• [Exercise prompt]:
Read through the lines below for the string "businesses" and copy each one that has it.
Data extracts START
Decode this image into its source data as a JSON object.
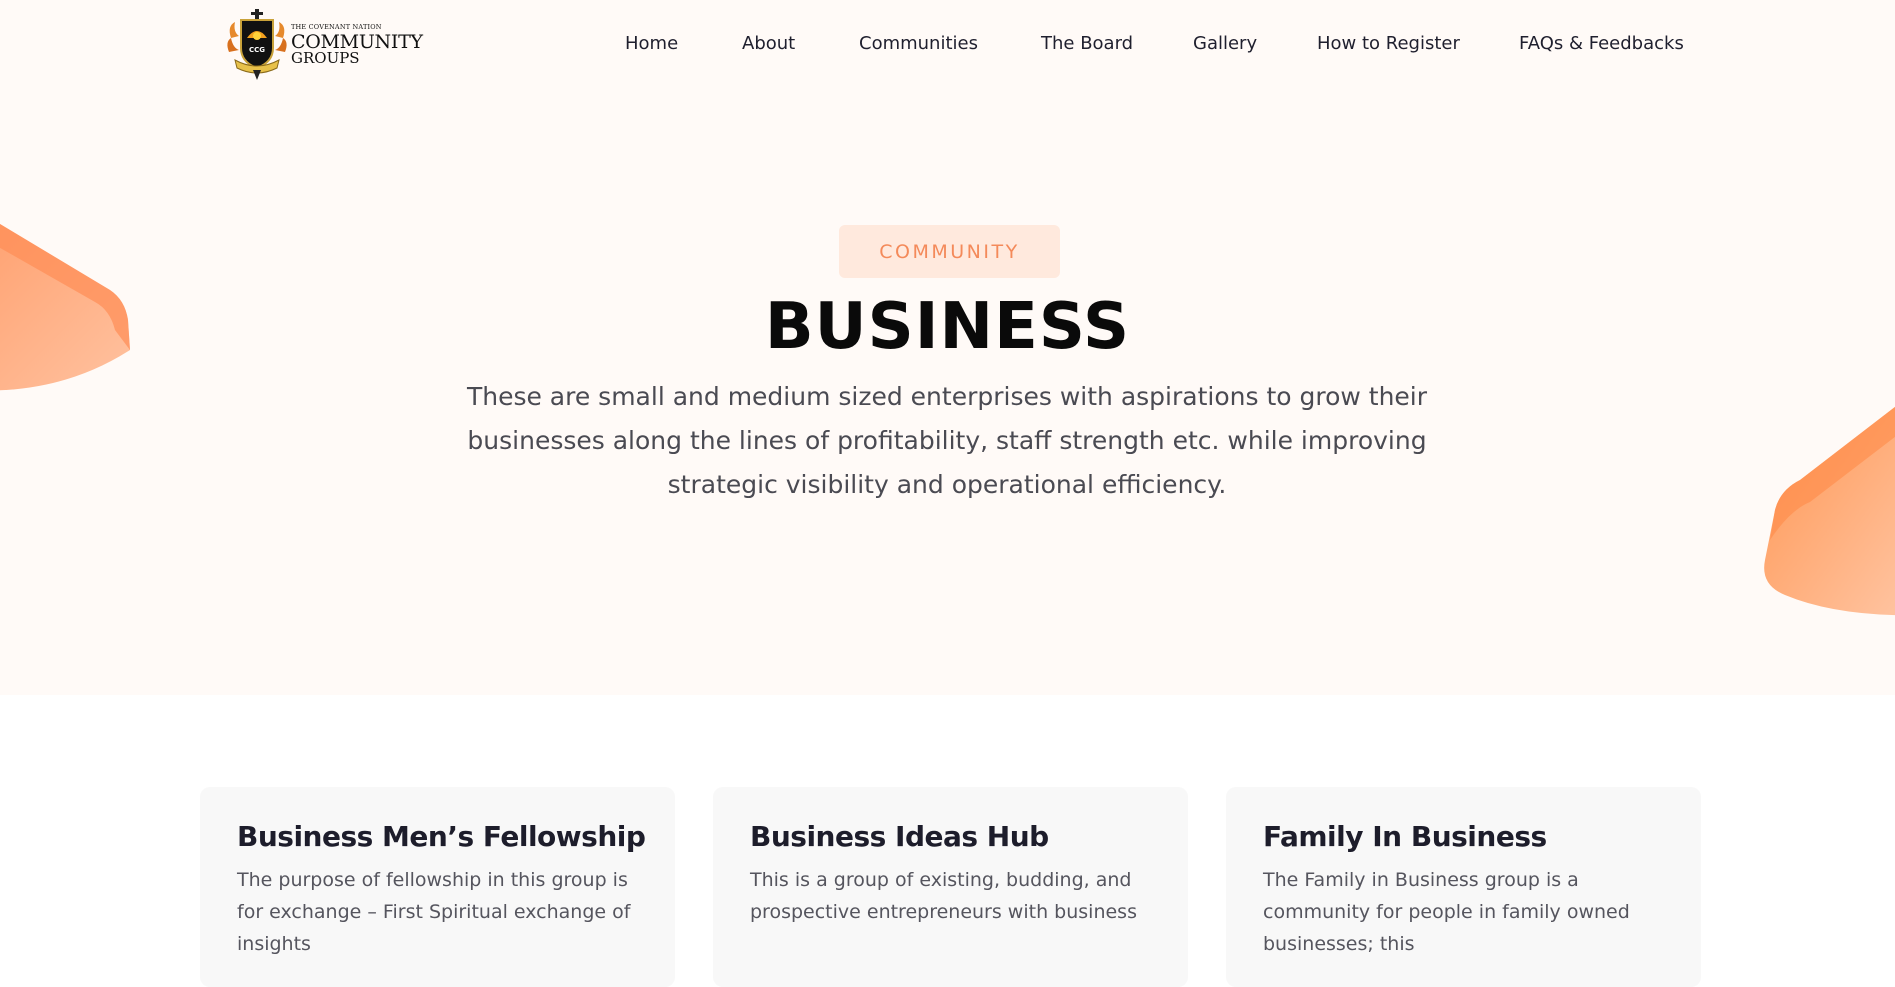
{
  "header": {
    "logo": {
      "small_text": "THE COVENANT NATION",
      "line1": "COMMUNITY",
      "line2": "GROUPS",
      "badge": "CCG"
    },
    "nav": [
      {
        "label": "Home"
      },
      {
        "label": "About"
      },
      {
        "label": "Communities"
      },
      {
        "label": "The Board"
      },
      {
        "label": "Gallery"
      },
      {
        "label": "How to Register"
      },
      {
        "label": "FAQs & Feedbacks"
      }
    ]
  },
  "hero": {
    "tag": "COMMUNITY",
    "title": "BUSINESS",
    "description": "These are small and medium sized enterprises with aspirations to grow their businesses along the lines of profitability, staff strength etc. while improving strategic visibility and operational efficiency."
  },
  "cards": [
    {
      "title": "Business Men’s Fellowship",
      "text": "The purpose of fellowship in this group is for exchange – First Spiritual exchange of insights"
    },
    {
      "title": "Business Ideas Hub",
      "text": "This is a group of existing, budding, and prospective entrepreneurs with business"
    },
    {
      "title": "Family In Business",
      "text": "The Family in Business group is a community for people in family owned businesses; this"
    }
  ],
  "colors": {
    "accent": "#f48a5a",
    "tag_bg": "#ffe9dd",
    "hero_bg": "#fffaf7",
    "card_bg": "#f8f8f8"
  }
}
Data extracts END
• [Output for this exercise]:
    "description": "These are small and medium sized enterprises with aspirations to grow their businesses along the lines of profitability, staff strength etc. while improving strategic visibility and operational efficiency."
      "text": "The Family in Business group is a community for people in family owned businesses; this"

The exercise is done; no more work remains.